Oh, the results of the census: the Chicago area has about 2,000 coyotes, and litter sizes have leveled off. That suggests the area has about the population it can support, as long as they don't start eating fast food.
If you're a geography nerd, whatever you do, don't try playing Geoguessr. It will take hours of your life away.
The idea: it puts you down at a random spot on Google Street View, and you have to figure out where you are. Here's one of my attempts, before I realized I needed to do some work today.
I blame Randall Munroe.
A little grisly accident via The Atlantic:
Now you know the last thing a whole bunch of salmon ever saw.
I have 21 hours of budget to finish a substantial project at work, and then another project to finish by the end of May. Posting may be iffy the next couple of days.
Coming up, the final figures on how much moving to Azure saved me.
It's 26°C and sunny in Chicago right now, so I'm going for yet another walk. Regular posting to resume later today or tomorrow.
The BBC has a list of 10 euphamisms that bring back memories of political scandals past:

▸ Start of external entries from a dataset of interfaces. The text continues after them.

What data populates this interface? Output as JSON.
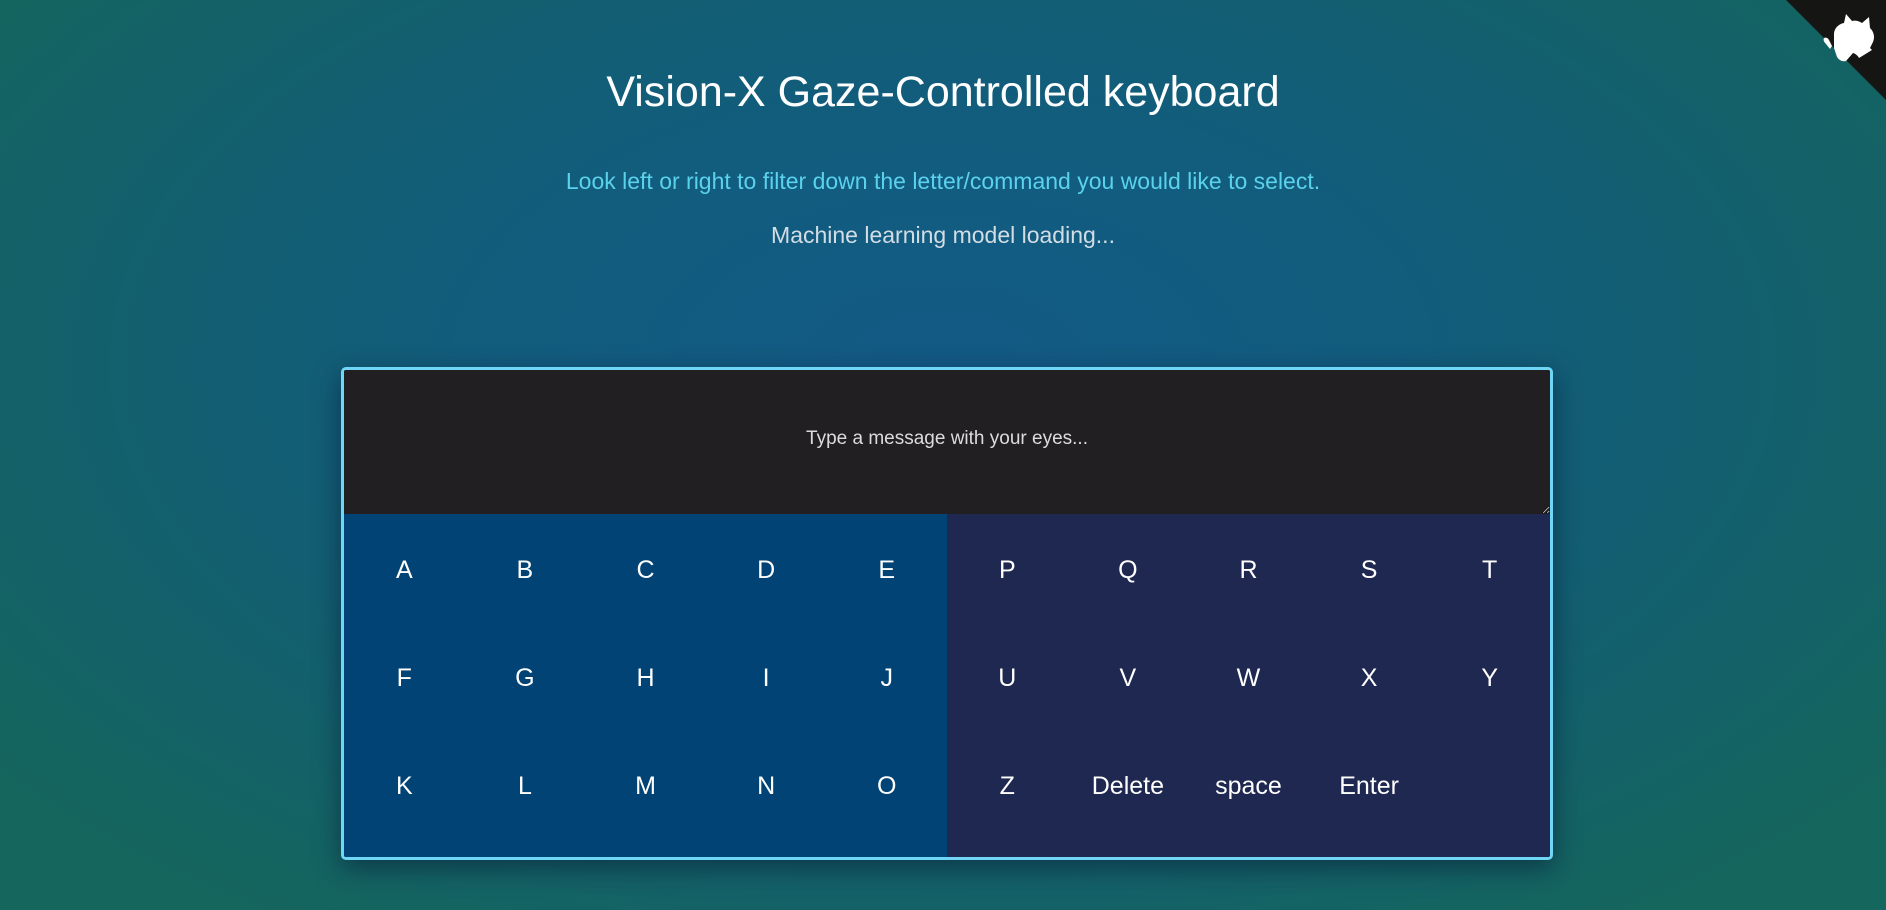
{
  "header": {
    "title": "Vision-X Gaze-Controlled keyboard",
    "instructions": "Look left or right to filter down the letter/command you would like to select.",
    "status": "Machine learning model loading..."
  },
  "message_box": {
    "placeholder": "Type a message with your eyes...",
    "value": ""
  },
  "keyboard": {
    "left_keys": [
      [
        "A",
        "B",
        "C",
        "D",
        "E"
      ],
      [
        "F",
        "G",
        "H",
        "I",
        "J"
      ],
      [
        "K",
        "L",
        "M",
        "N",
        "O"
      ]
    ],
    "right_keys": [
      [
        "P",
        "Q",
        "R",
        "S",
        "T"
      ],
      [
        "U",
        "V",
        "W",
        "X",
        "Y"
      ],
      [
        "Z",
        "Delete",
        "space",
        "Enter"
      ]
    ]
  },
  "corner_link": {
    "icon": "github-octocat-icon"
  },
  "colors": {
    "accent_border": "#6fd6f5",
    "instruction_text": "#5bd2ec",
    "left_half": "#014374",
    "right_half": "#1f2850",
    "message_background": "#211f21"
  }
}
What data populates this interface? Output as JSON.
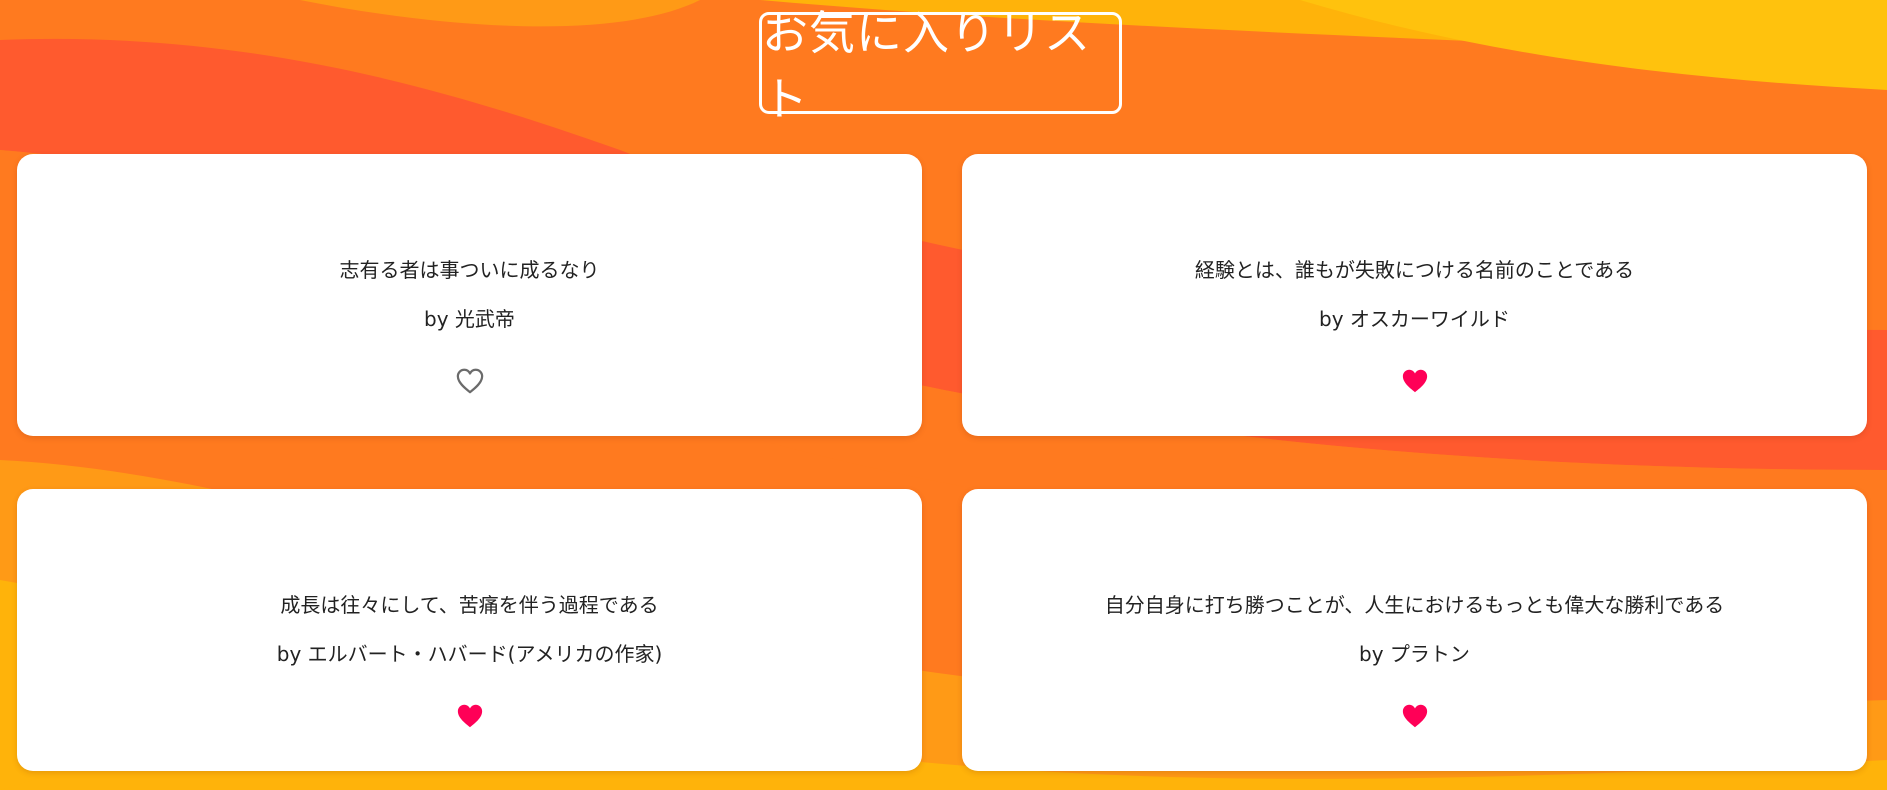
{
  "header": {
    "title": "お気に入りリスト"
  },
  "theme": {
    "accent": "#ff0057",
    "outline_heart": "#6b6b6b",
    "background_colors": [
      "#ff5a2e",
      "#ff7a1f",
      "#ff9a16",
      "#ffb30a"
    ]
  },
  "favorites": [
    {
      "quote": "志有る者は事ついに成るなり",
      "author": "by 光武帝",
      "liked": false,
      "heart_icon": "heart-outline-icon"
    },
    {
      "quote": "経験とは、誰もが失敗につける名前のことである",
      "author": "by オスカーワイルド",
      "liked": true,
      "heart_icon": "heart-filled-icon"
    },
    {
      "quote": "成長は往々にして、苦痛を伴う過程である",
      "author": "by エルバート・ハバード(アメリカの作家)",
      "liked": true,
      "heart_icon": "heart-filled-icon"
    },
    {
      "quote": "自分自身に打ち勝つことが、人生におけるもっとも偉大な勝利である",
      "author": "by プラトン",
      "liked": true,
      "heart_icon": "heart-filled-icon"
    }
  ]
}
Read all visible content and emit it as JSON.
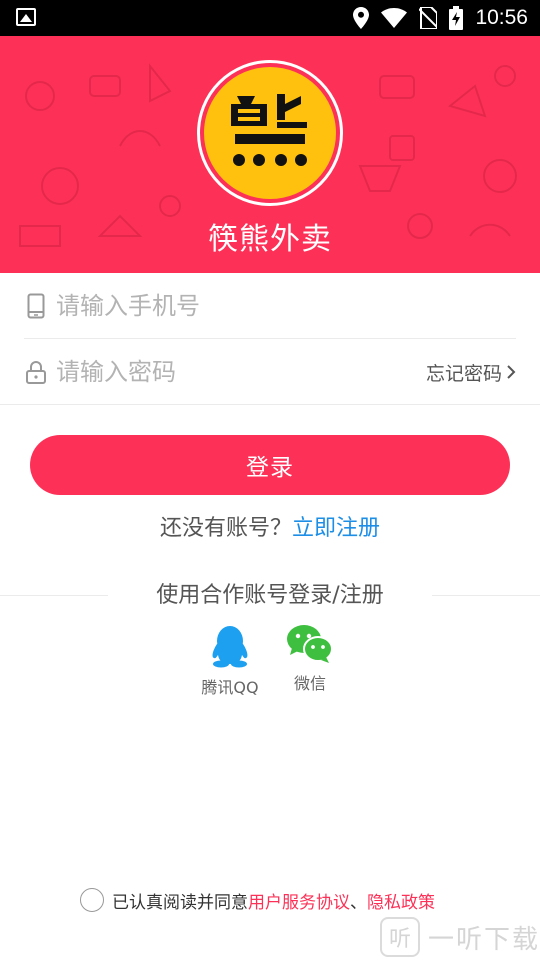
{
  "status_bar": {
    "time": "10:56"
  },
  "header": {
    "app_name": "筷熊外卖",
    "logo_char": "熊"
  },
  "form": {
    "phone_placeholder": "请输入手机号",
    "password_placeholder": "请输入密码",
    "forgot_label": "忘记密码"
  },
  "login_button": "登录",
  "register": {
    "prompt": "还没有账号？",
    "link": "立即注册"
  },
  "third_party": {
    "title": "使用合作账号登录/注册",
    "options": [
      {
        "label": "腾讯QQ",
        "icon": "qq-penguin-icon"
      },
      {
        "label": "微信",
        "icon": "wechat-icon"
      }
    ]
  },
  "agreement": {
    "prefix": "已认真阅读并同意",
    "terms": "用户服务协议",
    "separator": "、",
    "privacy": "隐私政策",
    "checked": false
  },
  "watermark": {
    "mark": "听",
    "text": "一听下载"
  },
  "colors": {
    "brand_red": "#fd3157",
    "link_blue": "#1d8ee6",
    "logo_yellow": "#ffc10e",
    "qq_blue": "#1ea0f0",
    "wechat_green": "#3fbf3f"
  }
}
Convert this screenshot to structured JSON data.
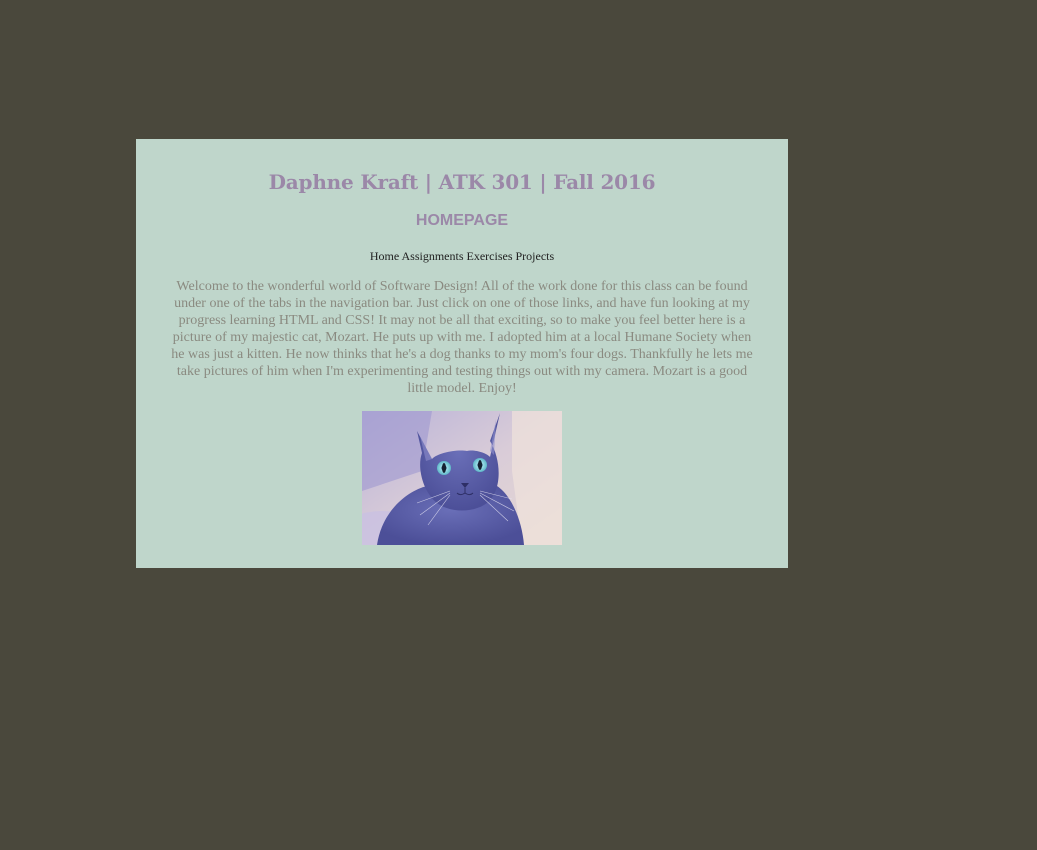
{
  "header": {
    "title": "Daphne Kraft | ATK 301 | Fall 2016",
    "subtitle": "HOMEPAGE"
  },
  "nav": {
    "items": [
      {
        "label": "Home"
      },
      {
        "label": "Assignments"
      },
      {
        "label": "Exercises"
      },
      {
        "label": "Projects"
      }
    ]
  },
  "main": {
    "intro": "Welcome to the wonderful world of Software Design! All of the work done for this class can be found under one of the tabs in the navigation bar. Just click on one of those links, and have fun looking at my progress learning HTML and CSS! It may not be all that exciting, so to make you feel better here is a picture of my majestic cat, Mozart. He puts up with me. I adopted him at a local Humane Society when he was just a kitten. He now thinks that he's a dog thanks to my mom's four dogs. Thankfully he lets me take pictures of him when I'm experimenting and testing things out with my camera. Mozart is a good little model. Enjoy!"
  },
  "colors": {
    "page_background": "#4a483c",
    "card_background": "#bfd6cb",
    "heading": "#9b88a8",
    "body_text": "#8a8a80"
  }
}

2. "Discussing Uganda" In 1973, the satirical magazine Private Eye reported that journalist Mary Kenny had been disturbed in the arms of a former cabinet minister of President Obote of Uganda during a party. Variations of "Ugandan discussions" or "discussing Uganda" - the term is believed to have been coined by the poet James Fenton - were subsequently used by the Eye to describe any illicit encounter, and the phrase soon became part of common usage.
I am still trying to work out how badgers fit into it...
It's sobering that babies born the day I graduated college can take their first legal drinks today.